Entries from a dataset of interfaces

■ ■ ■ ■ ■ ■ ■

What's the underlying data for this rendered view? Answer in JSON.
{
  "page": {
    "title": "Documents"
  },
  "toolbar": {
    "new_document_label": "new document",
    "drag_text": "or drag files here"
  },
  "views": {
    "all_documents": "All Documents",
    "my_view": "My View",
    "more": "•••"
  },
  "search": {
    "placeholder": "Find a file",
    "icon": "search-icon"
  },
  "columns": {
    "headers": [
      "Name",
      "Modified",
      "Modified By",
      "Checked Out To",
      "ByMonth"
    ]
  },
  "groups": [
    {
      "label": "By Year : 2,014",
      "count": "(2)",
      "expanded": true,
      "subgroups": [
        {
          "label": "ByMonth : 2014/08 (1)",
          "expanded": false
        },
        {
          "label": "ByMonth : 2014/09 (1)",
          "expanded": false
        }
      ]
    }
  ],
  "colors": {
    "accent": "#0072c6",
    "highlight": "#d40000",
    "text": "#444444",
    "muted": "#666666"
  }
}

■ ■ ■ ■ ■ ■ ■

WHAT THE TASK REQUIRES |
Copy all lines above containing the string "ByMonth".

RESULT OF THIS TASK |
      "ByMonth"
          "label": "ByMonth : 2014/08 (1)",
          "label": "ByMonth : 2014/09 (1)",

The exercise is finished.